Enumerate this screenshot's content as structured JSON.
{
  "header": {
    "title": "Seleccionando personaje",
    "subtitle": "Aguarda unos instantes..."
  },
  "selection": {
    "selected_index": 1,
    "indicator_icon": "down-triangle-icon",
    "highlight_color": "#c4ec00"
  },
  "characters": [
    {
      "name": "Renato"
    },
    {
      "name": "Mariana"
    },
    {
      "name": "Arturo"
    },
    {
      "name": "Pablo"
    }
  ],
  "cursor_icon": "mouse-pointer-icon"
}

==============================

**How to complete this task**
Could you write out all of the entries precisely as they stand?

**Answer**
Enumerate this screenshot's content as structured JSON.
{
  "header": {
    "title": "Seleccionando personaje",
    "subtitle": "Aguarda unos instantes..."
  },
  "selection": {
    "selected_index": 1,
    "indicator_icon": "down-triangle-icon",
    "highlight_color": "#c4ec00"
  },
  "characters": [
    {
      "name": "Renato"
    },
    {
      "name": "Mariana"
    },
    {
      "name": "Arturo"
    },
    {
      "name": "Pablo"
    }
  ],
  "cursor_icon": "mouse-pointer-icon"
}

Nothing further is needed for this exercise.